Exercise: Report, in full, each line of the material below in which the string "Casting" occurs.

*** Supplied records Section Begins ***

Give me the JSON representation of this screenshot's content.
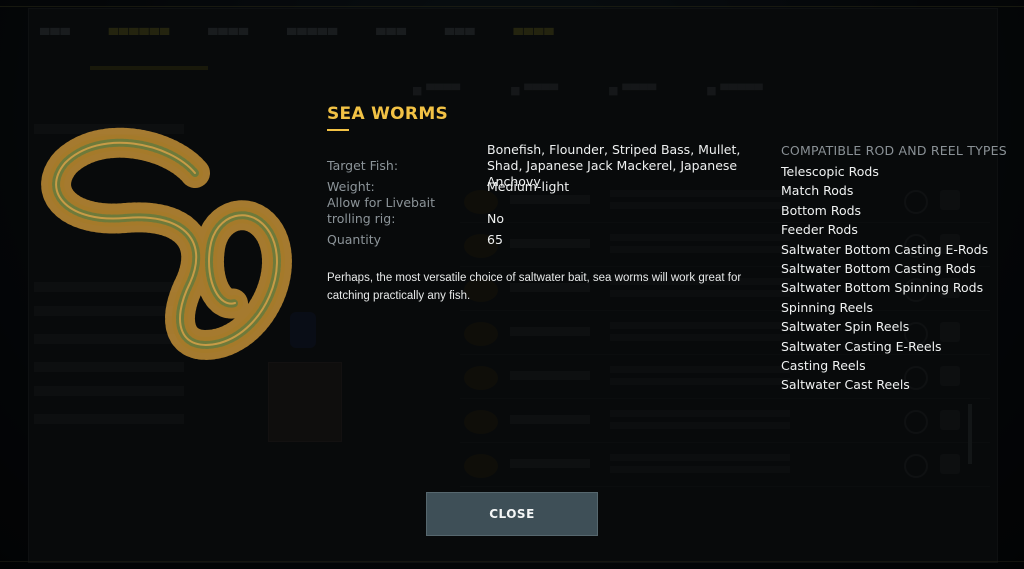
{
  "item": {
    "title": "SEA WORMS",
    "target_fish_label": "Target Fish:",
    "target_fish_value": "Bonefish, Flounder, Striped Bass, Mullet, Shad, Japanese Jack Mackerel, Japanese Anchovy",
    "weight_label": "Weight:",
    "weight_value": "Medium-light",
    "livebait_label_line1": "Allow for Livebait",
    "livebait_label_line2": "trolling rig:",
    "livebait_value": "No",
    "quantity_label": "Quantity",
    "quantity_value": "65",
    "description": "Perhaps, the most versatile choice of saltwater bait, sea worms will work great for catching practically any fish."
  },
  "compatibility": {
    "heading": "COMPATIBLE ROD AND REEL TYPES",
    "items": [
      "Telescopic Rods",
      "Match Rods",
      "Bottom Rods",
      "Feeder Rods",
      "Saltwater Bottom Casting E-Rods",
      "Saltwater Bottom Casting Rods",
      "Saltwater Bottom Spinning Rods",
      "Spinning Reels",
      "Saltwater Spin Reels",
      "Saltwater Casting E-Reels",
      "Casting Reels",
      "Saltwater Cast Reels"
    ]
  },
  "buttons": {
    "close_label": "CLOSE"
  },
  "colors": {
    "accent": "#f2c245",
    "button_bg": "#3e4f57",
    "label": "#8c9499"
  },
  "icons": {
    "worm": "sea-worm-image"
  }
}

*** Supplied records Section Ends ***

Solution for this problem:
      "Saltwater Bottom Casting E-Rods",
      "Saltwater Bottom Casting Rods",
      "Saltwater Casting E-Reels",
      "Casting Reels",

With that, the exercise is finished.